▶ [WHAT YOU NEED TO DO]:
Lines in the listing below that contain the string "command" are to be found and copied.

▶ [RECORDS SHOWN]:
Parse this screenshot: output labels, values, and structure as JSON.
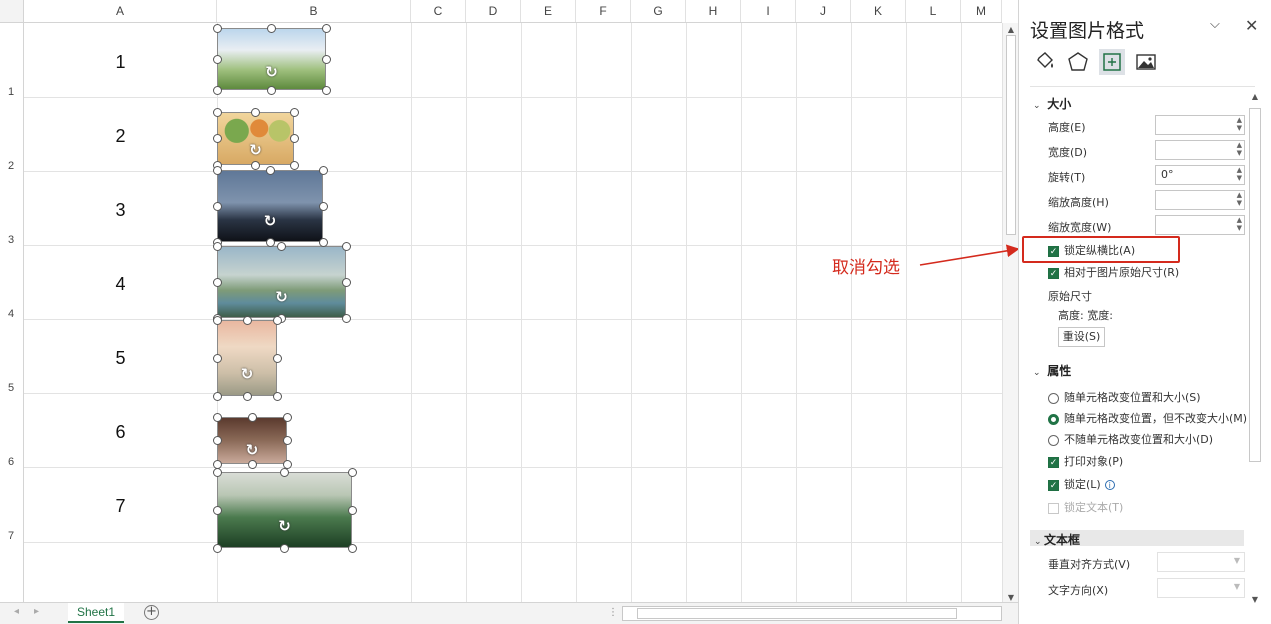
{
  "columns": [
    "A",
    "B",
    "C",
    "D",
    "E",
    "F",
    "G",
    "H",
    "I",
    "J",
    "K",
    "L",
    "M"
  ],
  "rows": [
    "1",
    "2",
    "3",
    "4",
    "5",
    "6",
    "7"
  ],
  "cells": [
    "1",
    "2",
    "3",
    "4",
    "5",
    "6",
    "7"
  ],
  "sheet_tab": "Sheet1",
  "add_sheet": "+",
  "annotation": "取消勾选",
  "pane": {
    "title": "设置图片格式",
    "collapse": "⌵",
    "close": "✕",
    "section_size": "大小",
    "height_label": "高度(E)",
    "width_label": "宽度(D)",
    "rotate_label": "旋转(T)",
    "rotate_value": "0°",
    "scale_h_label": "缩放高度(H)",
    "scale_w_label": "缩放宽度(W)",
    "lock_ratio": "锁定纵横比(A)",
    "relative_original": "相对于图片原始尺寸(R)",
    "original_size": "原始尺寸",
    "orig_dims": "高度:   宽度:",
    "reset": "重设(S)",
    "section_props": "属性",
    "prop1": "随单元格改变位置和大小(S)",
    "prop2": "随单元格改变位置，但不改变大小(M)",
    "prop3": "不随单元格改变位置和大小(D)",
    "print_obj": "打印对象(P)",
    "locked": "锁定(L)",
    "lock_text": "锁定文本(T)",
    "section_textbox": "文本框",
    "valign": "垂直对齐方式(V)",
    "text_dir": "文字方向(X)"
  }
}
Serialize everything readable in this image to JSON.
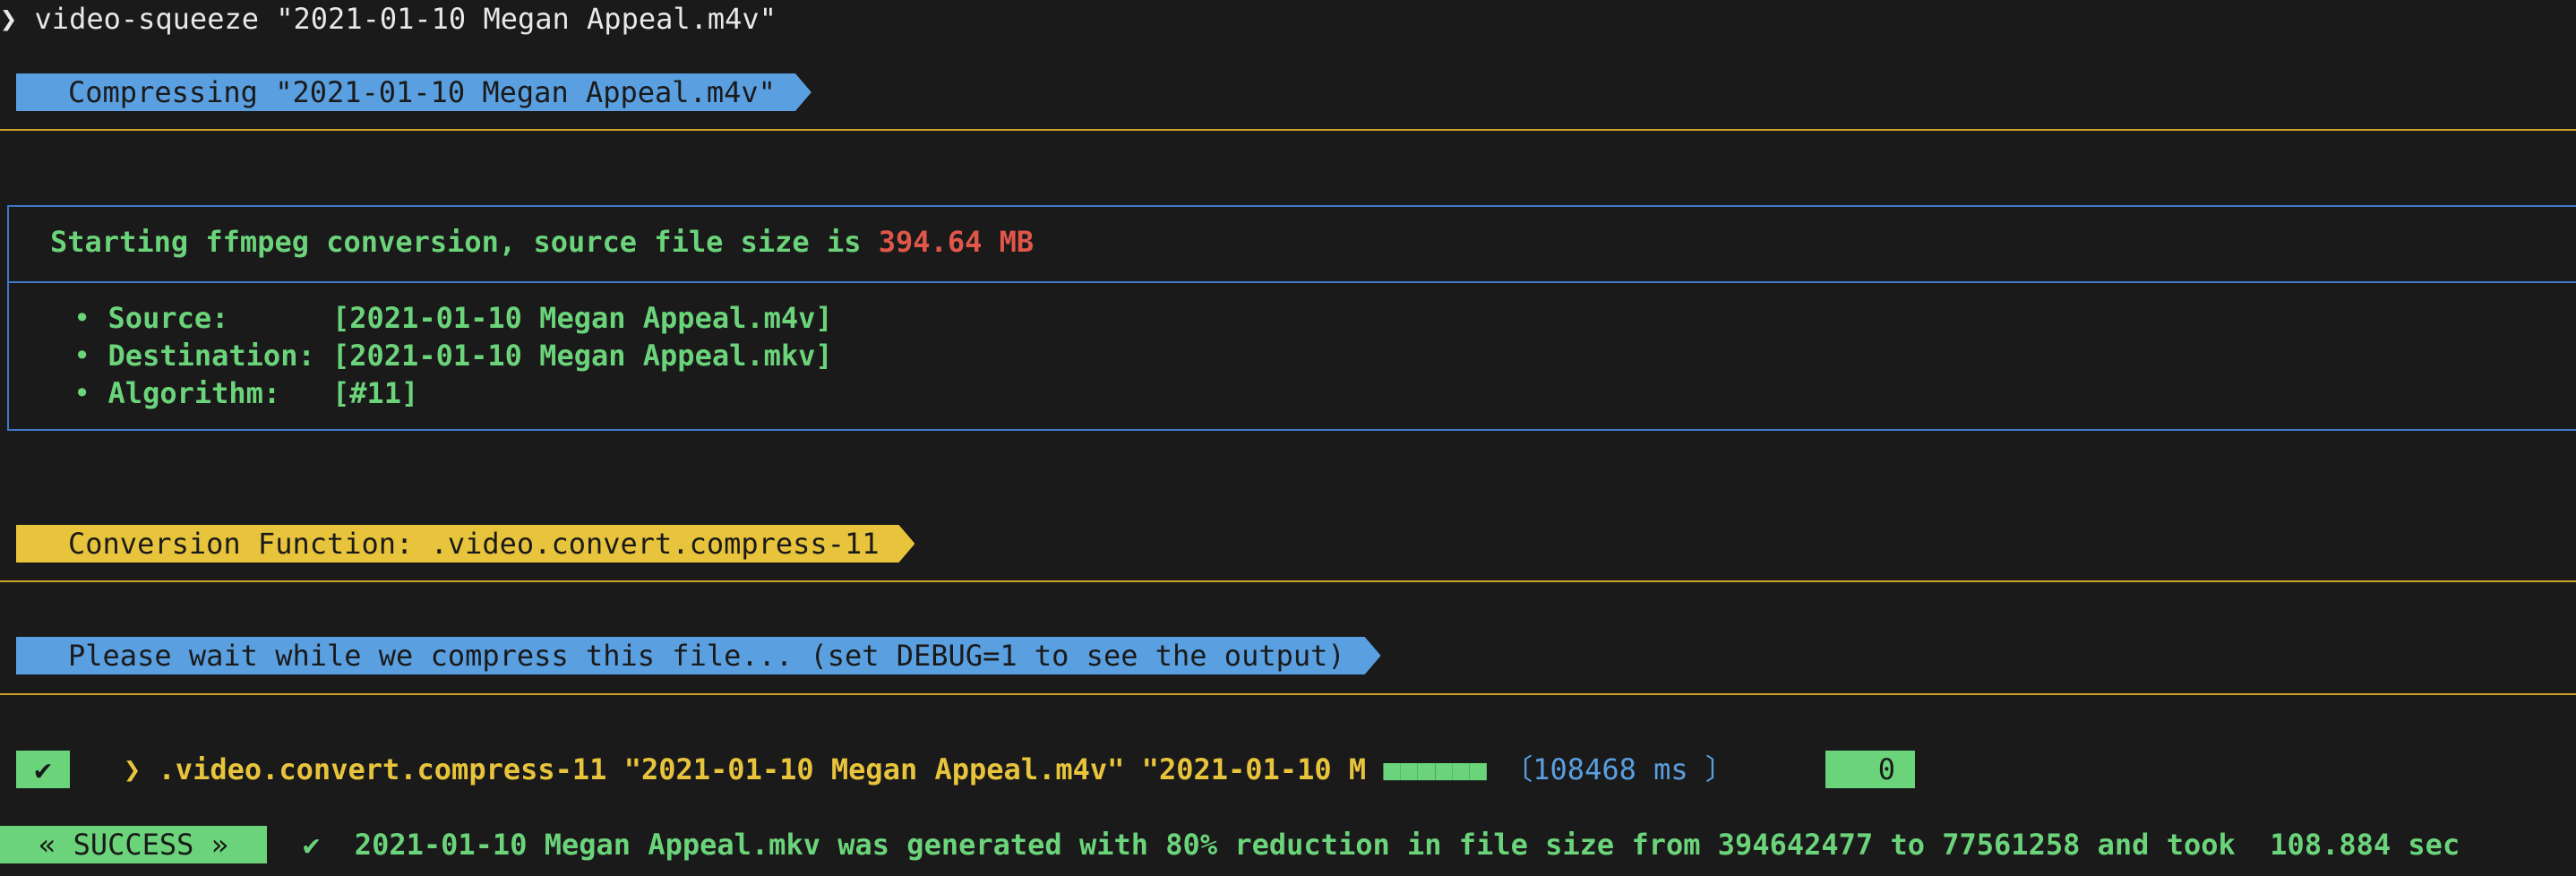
{
  "prompt": {
    "symbol": "❯",
    "command": "video-squeeze \"2021-01-10 Megan Appeal.m4v\""
  },
  "banner_compressing": "Compressing \"2021-01-10 Megan Appeal.m4v\"",
  "box": {
    "heading_prefix": "Starting ffmpeg conversion, source file size is ",
    "heading_size": "394.64 MB",
    "items": [
      {
        "bullet": "•",
        "label": "Source:      ",
        "value": "[2021-01-10 Megan Appeal.m4v]"
      },
      {
        "bullet": "•",
        "label": "Destination: ",
        "value": "[2021-01-10 Megan Appeal.mkv]"
      },
      {
        "bullet": "•",
        "label": "Algorithm:   ",
        "value": "[#11]"
      }
    ]
  },
  "banner_function": "Conversion Function: .video.convert.compress-11",
  "banner_wait": "Please wait while we compress this file... (set DEBUG=1 to see the output)",
  "run": {
    "check": "✔",
    "arrow": "❯",
    "command": ".video.convert.compress-11 \"2021-01-10 Megan Appeal.m4v\" \"2021-01-10 M",
    "progress": "■■■■■■",
    "timing_open": "〔",
    "timing": "108468 ms",
    "timing_close": "〕",
    "exit_code": "0"
  },
  "result": {
    "badge": "« SUCCESS »",
    "check": "✔",
    "message": "2021-01-10 Megan Appeal.mkv was generated with 80% reduction in file size from 394642477 to 77561258 and took  108.884 sec"
  },
  "colors": {
    "background": "#1a1a1a",
    "blue": "#5a9fe0",
    "yellow": "#e8c43c",
    "green": "#6bd47a",
    "red": "#e0574a"
  }
}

▶ [EXERCISE RESPONSE]:
    "command": "video-squeeze \"2021-01-10 Megan Appeal.m4v\""
    "command": ".video.convert.compress-11 \"2021-01-10 Megan Appeal.m4v\" \"2021-01-10 M",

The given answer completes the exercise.